Friday, March 5, 2010
A congressional committee voted Thursday to label as "genocide" the Ottoman-era slaughter of Armenians, shrugging off a last-minute warning from Obama administration officials that it would alienate Turkey, a key U.S. ally.
Secretary of State Hillary Rodham Clinton called Rep. Howard L. Berman (D-Calif.), chairman of the House Foreign Affairs Committee, on the eve of the hearing to express concern, administration officials said. In addition to straining U.S. relations with Turkey, the resolution could also endanger a recent rapprochement between Turkey and Armenia, State Department officials said.
But the committee voted 23 to 22 to adopt the nonbinding measure. It calls on President Obama to use the annual presidential statement on the tragedy next month to "characterize the systemic and deliberate annihilation of 1,500,000 Armenians as genocide."
The Turkish government was so infuriated by the vote that it recalled its ambassador for consultations. It warned in a statement that the move "could adversely affect our cooperation on a wide common agenda."
The Armenian issue has placed the Obama administration in a bind. As senators, Obama, Vice President Biden and Clinton had all called on the White House to condemn the killings as genocide.
But the administration needs Turkish cooperation on a number of fronts. Turkey has contributed troops to the coalition in Afghanistan and allowed the use of an air base to supply U.S. forces in Iraq. It currently holds a rotating seat on the U.N. Security Council and thus will have a vote on sanctions against its neighbor, Iran.
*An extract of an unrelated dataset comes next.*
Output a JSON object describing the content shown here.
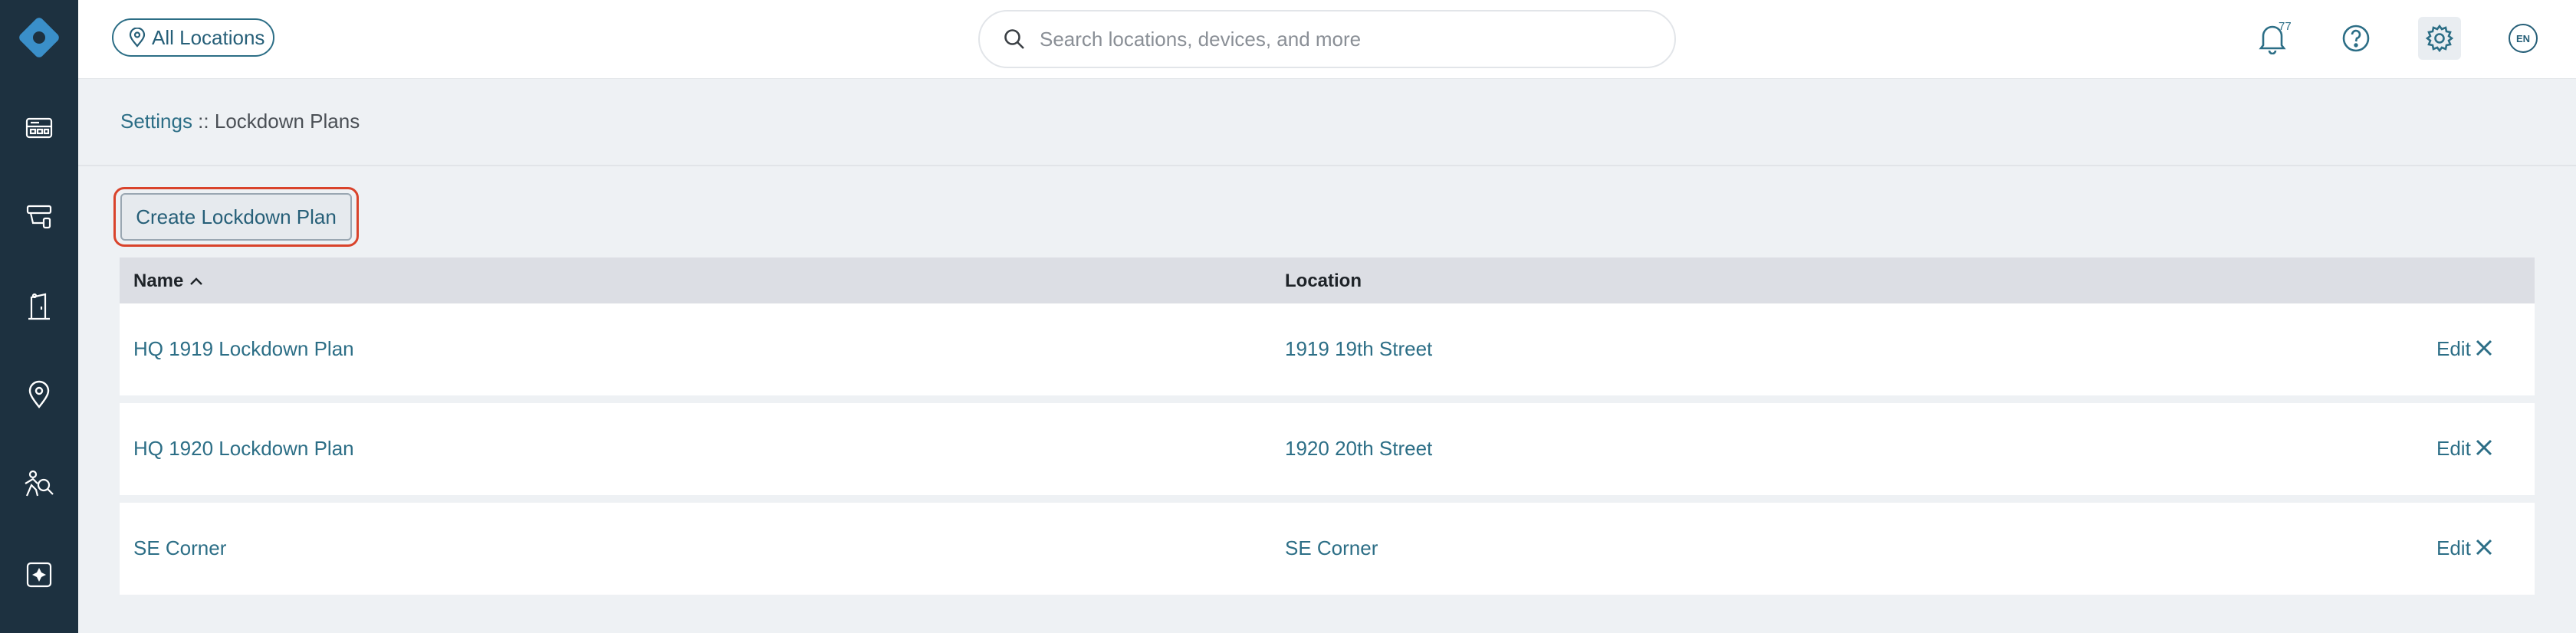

A similar Armenian genocide resolution, approved in 2007 by a six-vote margin, prompted a furious damage-control effort by the Bush administration, which kept it from reaching the House floor. U.S. officials were hopeful the resolution would once again stall this year.
"What is critical is that it go no further," said one official, who sought anonymity in order to speak freely about the subject.
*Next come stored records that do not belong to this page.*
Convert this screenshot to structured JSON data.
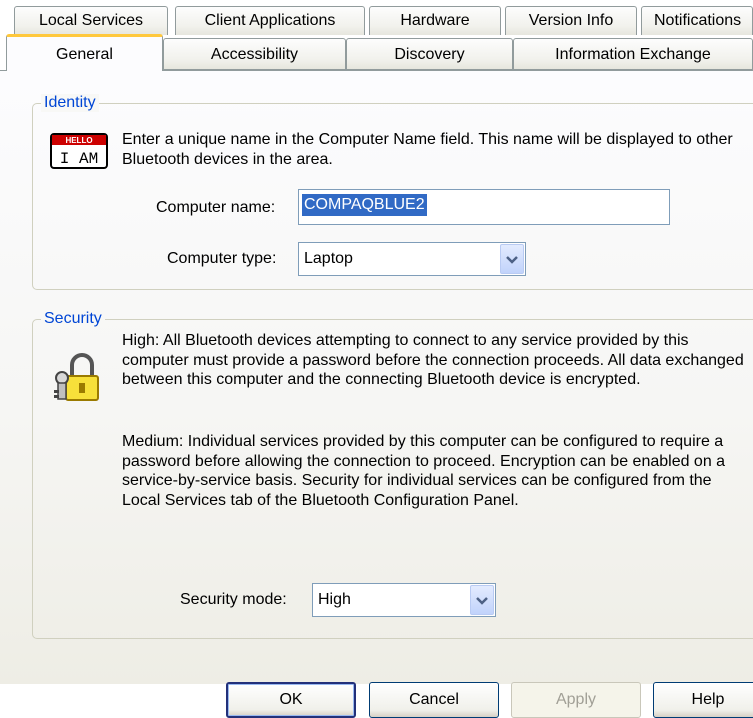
{
  "tabs": {
    "row1": [
      {
        "label": "Local Services"
      },
      {
        "label": "Client Applications"
      },
      {
        "label": "Hardware"
      },
      {
        "label": "Version Info"
      },
      {
        "label": "Notifications"
      }
    ],
    "row2": [
      {
        "label": "General"
      },
      {
        "label": "Accessibility"
      },
      {
        "label": "Discovery"
      },
      {
        "label": "Information Exchange"
      }
    ]
  },
  "identity": {
    "legend": "Identity",
    "badge_top": "HELLO",
    "badge_main": "I AM",
    "description": "Enter a unique name in the Computer Name field. This name will be displayed to other Bluetooth devices in the area.",
    "computer_name_label": "Computer name:",
    "computer_name_value": "COMPAQBLUE2",
    "computer_type_label": "Computer type:",
    "computer_type_value": "Laptop"
  },
  "security": {
    "legend": "Security",
    "high_text": "High: All Bluetooth devices attempting to connect to any service provided by this computer must provide a password before the connection proceeds. All data exchanged between this computer and the connecting Bluetooth device is encrypted.",
    "medium_text": "Medium: Individual services provided by this computer can be configured to require a password before allowing the connection to proceed. Encryption can be enabled on a service-by-service basis. Security for individual services can be configured from the Local Services tab of the Bluetooth Configuration Panel.",
    "mode_label": "Security mode:",
    "mode_value": "High"
  },
  "buttons": {
    "ok": "OK",
    "cancel": "Cancel",
    "apply": "Apply",
    "help": "Help"
  },
  "colors": {
    "legend": "#0046d5",
    "active_tab_accent": "#ffc83c",
    "selection": "#316ac5"
  },
  "icons": {
    "identity": "hello-i-am-badge-icon",
    "security": "padlock-keys-icon",
    "dropdown": "chevron-down-icon"
  }
}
Few people doubt that hundreds of thousands of Armenians were killed during and immediately after World War I. But Turkish officials and some historians say the deaths were caused by forced relocations and fighting at the demise of the 600-year-old Ottoman Empire, rather than by a campaign of genocide.
The hearing on the vote was packed and included three elderly women in wheelchairs who survived the killings.
Berman noted that Turkey is "a loyal ally of the United States in a volatile region." But, he said, "nothing justifies Turkey's turning a blind eye to the reality of the Armenian genocide."
Both Democratic and Republican lawmakers said the resolution would show U.S. leadership on human rights.
Rep. Dan Burton (R-Ind.), who voted against the resolution, said he has sympathy for the Armenian victims. "But we're in the 21st century. We have troops in the field. We run the risk of losing a base of operations in Turkey," he said.
Armenian Americans have a significant presence in California, and their cause has been championed by that state's politicians, including Berman and House Speaker Nancy Pelosi (D).
State Department spokesman Philip J. Crowley warned that the resolution could complicate an agreement signed, but not yet ratified, by Turkey and Armenia last fall to normalize relations. Obama called Turkish President Abdullah Gul on Wednesday to express support for his efforts to normalize relations, officials said.
Obama vowed during his campaign that, as president, he would "recognize the Armenian genocide." To date, he has not used those words. Mike Hammer, a National Security Council spokesman, said in a statement before the vote that Obama's "view of that history has not changed."